▶ Work to complete
Retype the data below exactly; skip every image.

▶ Material to process
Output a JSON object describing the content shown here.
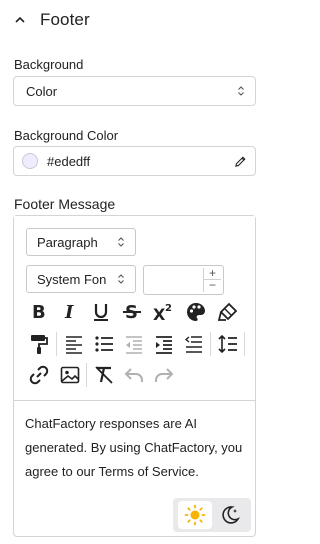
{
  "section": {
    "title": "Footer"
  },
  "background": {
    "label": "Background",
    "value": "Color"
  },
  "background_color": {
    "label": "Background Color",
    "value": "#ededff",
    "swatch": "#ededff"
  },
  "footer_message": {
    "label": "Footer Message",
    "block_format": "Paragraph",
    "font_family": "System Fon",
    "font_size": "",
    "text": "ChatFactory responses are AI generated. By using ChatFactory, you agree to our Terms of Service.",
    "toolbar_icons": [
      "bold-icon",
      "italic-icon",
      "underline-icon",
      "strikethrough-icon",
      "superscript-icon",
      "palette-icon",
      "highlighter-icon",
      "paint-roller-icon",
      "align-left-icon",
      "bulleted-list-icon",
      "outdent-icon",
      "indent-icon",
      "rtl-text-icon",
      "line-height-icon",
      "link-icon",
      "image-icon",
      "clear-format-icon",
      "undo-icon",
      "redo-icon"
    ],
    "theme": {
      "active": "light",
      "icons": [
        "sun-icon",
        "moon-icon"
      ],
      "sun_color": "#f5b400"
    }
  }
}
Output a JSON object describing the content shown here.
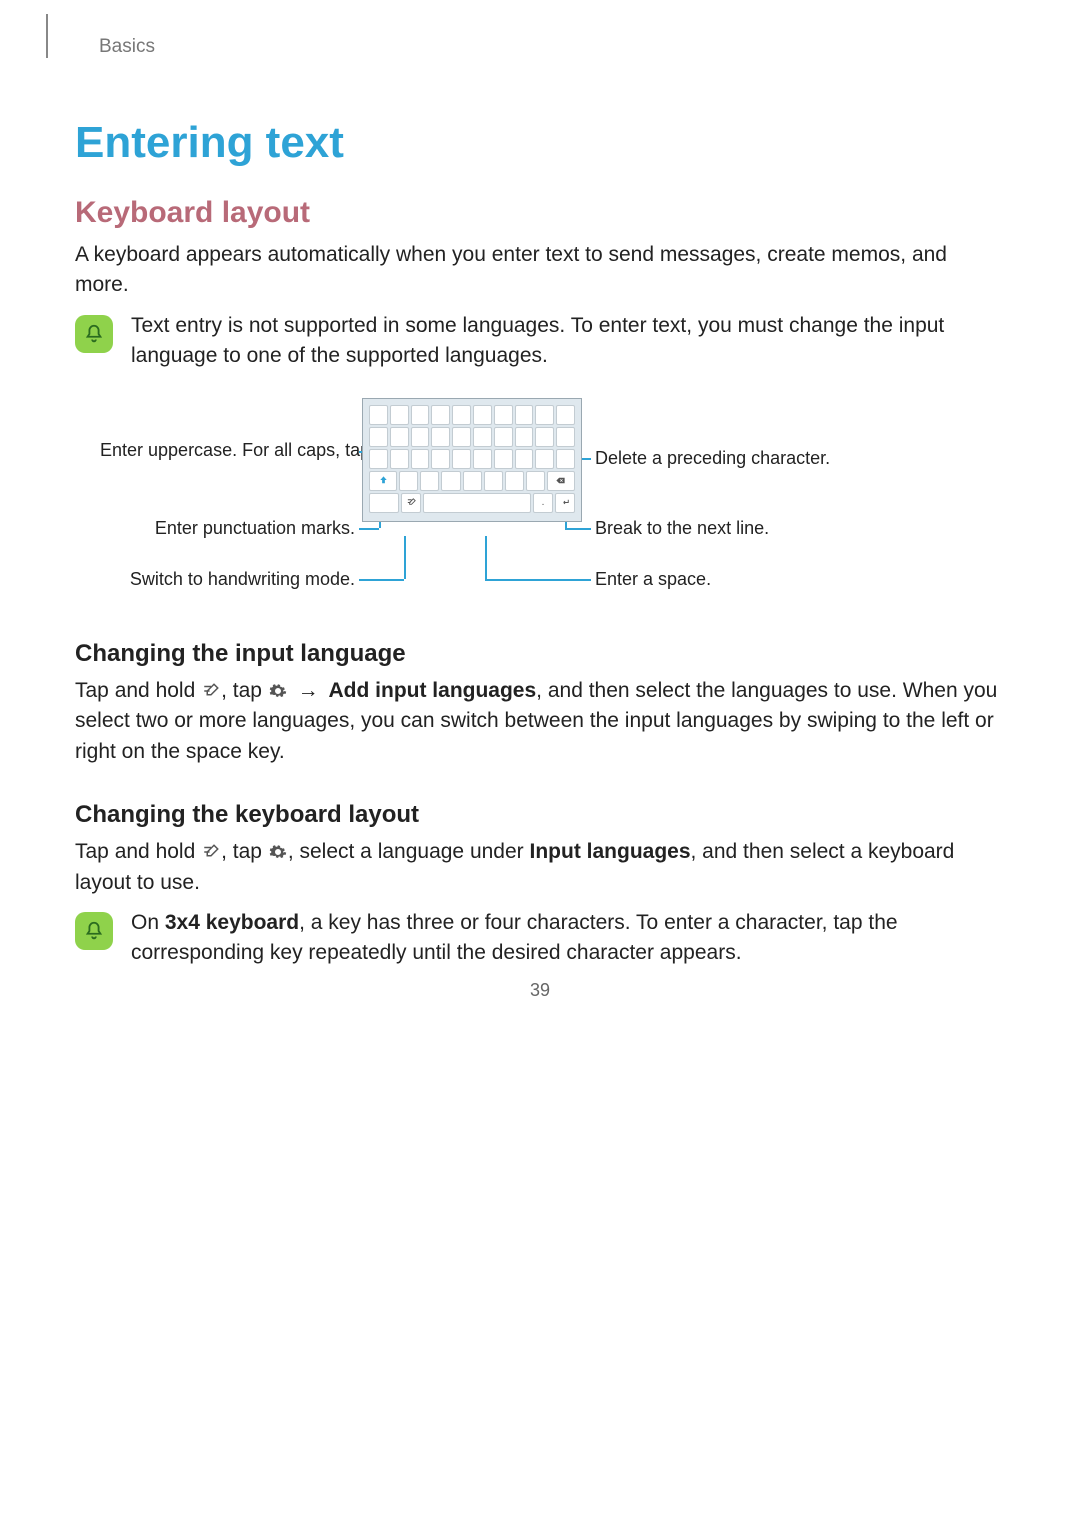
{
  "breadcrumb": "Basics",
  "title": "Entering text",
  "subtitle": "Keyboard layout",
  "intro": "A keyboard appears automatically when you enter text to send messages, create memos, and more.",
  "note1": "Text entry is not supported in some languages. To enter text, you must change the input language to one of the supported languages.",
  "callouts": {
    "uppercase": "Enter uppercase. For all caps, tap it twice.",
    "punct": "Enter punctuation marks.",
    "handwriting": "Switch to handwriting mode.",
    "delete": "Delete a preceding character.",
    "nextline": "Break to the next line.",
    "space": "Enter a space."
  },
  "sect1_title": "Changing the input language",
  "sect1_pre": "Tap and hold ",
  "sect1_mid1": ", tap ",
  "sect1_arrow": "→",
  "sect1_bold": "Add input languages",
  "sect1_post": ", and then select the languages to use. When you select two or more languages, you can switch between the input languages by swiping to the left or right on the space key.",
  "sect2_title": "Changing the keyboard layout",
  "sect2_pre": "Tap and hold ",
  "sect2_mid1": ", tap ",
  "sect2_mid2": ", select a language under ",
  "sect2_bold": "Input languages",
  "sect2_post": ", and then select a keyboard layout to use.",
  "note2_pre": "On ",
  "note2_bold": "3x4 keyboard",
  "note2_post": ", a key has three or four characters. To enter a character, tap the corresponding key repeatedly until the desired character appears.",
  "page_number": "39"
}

▶ Completed exercise
Output a JSON object describing the content shown here.
{
  "section": {
    "title": "Footer"
  },
  "background": {
    "label": "Background",
    "value": "Color"
  },
  "background_color": {
    "label": "Background Color",
    "value": "#ededff",
    "swatch": "#ededff"
  },
  "footer_message": {
    "label": "Footer Message",
    "block_format": "Paragraph",
    "font_family": "System Fon",
    "font_size": "",
    "text": "ChatFactory responses are AI generated. By using ChatFactory, you agree to our Terms of Service.",
    "toolbar_icons": [
      "bold-icon",
      "italic-icon",
      "underline-icon",
      "strikethrough-icon",
      "superscript-icon",
      "palette-icon",
      "highlighter-icon",
      "paint-roller-icon",
      "align-left-icon",
      "bulleted-list-icon",
      "outdent-icon",
      "indent-icon",
      "rtl-text-icon",
      "line-height-icon",
      "link-icon",
      "image-icon",
      "clear-format-icon",
      "undo-icon",
      "redo-icon"
    ],
    "theme": {
      "active": "light",
      "icons": [
        "sun-icon",
        "moon-icon"
      ],
      "sun_color": "#f5b400"
    }
  }
}
Output a JSON object describing the content shown here.
{
  "breadcrumb": "Basics",
  "title": "Entering text",
  "subtitle": "Keyboard layout",
  "intro": "A keyboard appears automatically when you enter text to send messages, create memos, and more.",
  "note1": "Text entry is not supported in some languages. To enter text, you must change the input language to one of the supported languages.",
  "callouts": {
    "uppercase": "Enter uppercase. For all caps, tap it twice.",
    "punct": "Enter punctuation marks.",
    "handwriting": "Switch to handwriting mode.",
    "delete": "Delete a preceding character.",
    "nextline": "Break to the next line.",
    "space": "Enter a space."
  },
  "sect1_title": "Changing the input language",
  "sect1_pre": "Tap and hold ",
  "sect1_mid1": ", tap ",
  "sect1_arrow": "→",
  "sect1_bold": "Add input languages",
  "sect1_post": ", and then select the languages to use. When you select two or more languages, you can switch between the input languages by swiping to the left or right on the space key.",
  "sect2_title": "Changing the keyboard layout",
  "sect2_pre": "Tap and hold ",
  "sect2_mid1": ", tap ",
  "sect2_mid2": ", select a language under ",
  "sect2_bold": "Input languages",
  "sect2_post": ", and then select a keyboard layout to use.",
  "note2_pre": "On ",
  "note2_bold": "3x4 keyboard",
  "note2_post": ", a key has three or four characters. To enter a character, tap the corresponding key repeatedly until the desired character appears.",
  "page_number": "39"
}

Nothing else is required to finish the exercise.